The spy thriller enjoyed its heyday in the 1960s, thanks mostly to James Bond, but still endures five decades later because it provides everything viewers want in their entertainment: action, suspense, sometimes colorful villains, great spy vs. spy posturing and sex appeal.
Pierce Brosnan has earned his “license to kill,” having done a term as James Bond and also starred in less fanciful but engrossing political thriller films such as “The Tailor of Panama.” In “The November Man” he fits in comfortably as Devereaux, an ex-CIA operative trying to live a quiet life as a restaurant owner who is called back into the game by a former colleague. He is asked to conduct what seems to be a simple extraction mission but it turns out to be a complicated entanglement that involves high politics and ends up putting a big, fat bulls-eye on the back of Devereaux.
Like most heroes in such adventures, Devereaux was exceptional in his job performance, a real asset to the company. Also, as a familiar plot element, it is tragedy of a mission gone wrong that likely led to his retirement.
“November Man” opens with a sequence in 2008 in which Devereaux, on a mission to thwart a potential assassination, is working with a younger operative, Mason (Luke Bracey), whose disobedience of an order by Devereaux results in unintended collateral damage.
Five years later, the retired Devereaux is visited by one of his former handlers, Hanley (Bill Smitrovich), who informs the ex-operative that some other agents in the field are being picked off by a coldly efficient killer, Elexa (Amila Terzimehic), and one of those in danger is a woman, Natalia (Mediha Musliovic), with whom Devereaux has had a history and now as an undercover agent is a close associate of the man expected to be the next president of Russia, Arkady Federov (Lazar Ristovski). Hanley claims that Natalia’s cover has been compromised, and she specifically requested Devereaux for the extraction mission.
Although Devereaux does manage to pick up Natalia, he learns things are not what they seem. Natalia was not expecting him after all, and soon the two are being pursued by some unknown people. Things wind up bloodily, and Devereaux learns that he and Natalia are being targeted by the CIA, with Mason as part of that team.

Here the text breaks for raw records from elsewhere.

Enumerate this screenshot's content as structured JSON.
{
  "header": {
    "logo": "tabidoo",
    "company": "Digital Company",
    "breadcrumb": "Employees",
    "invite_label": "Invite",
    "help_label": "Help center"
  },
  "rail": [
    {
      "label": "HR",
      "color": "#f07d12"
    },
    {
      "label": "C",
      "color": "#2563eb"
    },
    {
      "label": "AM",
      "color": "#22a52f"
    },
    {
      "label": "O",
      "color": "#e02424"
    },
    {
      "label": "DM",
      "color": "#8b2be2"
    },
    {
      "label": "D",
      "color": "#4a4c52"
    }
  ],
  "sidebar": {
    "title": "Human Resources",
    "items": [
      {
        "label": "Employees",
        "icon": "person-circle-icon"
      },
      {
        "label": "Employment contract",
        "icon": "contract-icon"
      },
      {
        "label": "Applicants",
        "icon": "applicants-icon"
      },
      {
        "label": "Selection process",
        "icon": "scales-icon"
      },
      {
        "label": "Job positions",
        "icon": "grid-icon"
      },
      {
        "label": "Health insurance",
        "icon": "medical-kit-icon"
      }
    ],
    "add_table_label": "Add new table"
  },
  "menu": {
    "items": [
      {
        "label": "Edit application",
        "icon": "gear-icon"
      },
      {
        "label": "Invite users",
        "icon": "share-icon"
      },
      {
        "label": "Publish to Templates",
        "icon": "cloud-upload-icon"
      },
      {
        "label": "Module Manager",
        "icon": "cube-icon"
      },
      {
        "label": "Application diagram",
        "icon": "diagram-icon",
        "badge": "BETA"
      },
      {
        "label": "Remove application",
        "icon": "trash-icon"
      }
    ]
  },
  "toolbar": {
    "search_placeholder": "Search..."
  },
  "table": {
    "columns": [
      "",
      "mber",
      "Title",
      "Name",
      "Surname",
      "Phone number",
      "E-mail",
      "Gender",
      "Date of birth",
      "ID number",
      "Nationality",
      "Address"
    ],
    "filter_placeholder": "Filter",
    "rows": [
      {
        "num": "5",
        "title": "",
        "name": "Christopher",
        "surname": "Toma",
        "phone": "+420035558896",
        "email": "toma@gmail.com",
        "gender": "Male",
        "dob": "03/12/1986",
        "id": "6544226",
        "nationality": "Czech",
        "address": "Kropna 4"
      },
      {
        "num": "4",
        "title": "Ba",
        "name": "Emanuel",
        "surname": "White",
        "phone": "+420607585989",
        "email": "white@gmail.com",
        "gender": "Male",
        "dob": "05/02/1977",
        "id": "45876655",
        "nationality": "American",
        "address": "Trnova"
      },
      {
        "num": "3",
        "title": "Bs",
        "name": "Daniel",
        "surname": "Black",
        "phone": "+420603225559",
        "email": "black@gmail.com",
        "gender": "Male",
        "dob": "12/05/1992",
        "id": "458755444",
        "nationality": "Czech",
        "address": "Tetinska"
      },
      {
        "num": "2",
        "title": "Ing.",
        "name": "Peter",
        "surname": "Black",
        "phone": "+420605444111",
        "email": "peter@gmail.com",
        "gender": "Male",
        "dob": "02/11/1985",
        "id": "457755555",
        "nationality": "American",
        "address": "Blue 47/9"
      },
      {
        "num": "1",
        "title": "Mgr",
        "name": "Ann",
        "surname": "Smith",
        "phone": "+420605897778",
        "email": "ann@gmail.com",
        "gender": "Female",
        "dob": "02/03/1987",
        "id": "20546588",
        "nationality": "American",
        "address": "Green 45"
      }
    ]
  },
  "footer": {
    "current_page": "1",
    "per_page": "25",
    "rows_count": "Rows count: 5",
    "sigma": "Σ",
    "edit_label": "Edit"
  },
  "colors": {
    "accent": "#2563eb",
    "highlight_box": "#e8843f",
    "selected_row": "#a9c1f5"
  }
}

Natalia had provided Devereaux with the identity of a woman who has information that could not only destroy Federov’s political ambitions but also have him put away for war crimes. Devereaux soon hooks up with Alice (Olga Kurylenko), who may be able help him track down this woman before others find her and kill her.
Of course, now Devereaux is a marked man, by the agency that previous employed him. In addition, the professional killer Elexa also hot in pursuit.
“The November Man” becomes a story of two people being hunted by dangerous people with a lot of resources at hand. So the odds are against Devereaux and Alice, and the added touch is the now adversarial relationship between an old pro and his former pupil.
Director Roger Donaldson, who worked with Brosnan previously on “Dante’s Peak,” maintains a lively pace, and the script by Michael Finch and Karl Gajdusek — based upon a novel by Bill Granger — does a good job of keeping the viewer guessing. There are the usual twists and betrayals and finger-biting scenes of potential disaster to keep the audience taut.
Brosnan presents Devereaux as a world-weary man who once again has to rely on his instincts and skills to survive. Realistic elements include the man’s need to calm his nerves via alcohol and the revelation that Devereaux, when training Mason, in one vital aspect did not practice what he preached.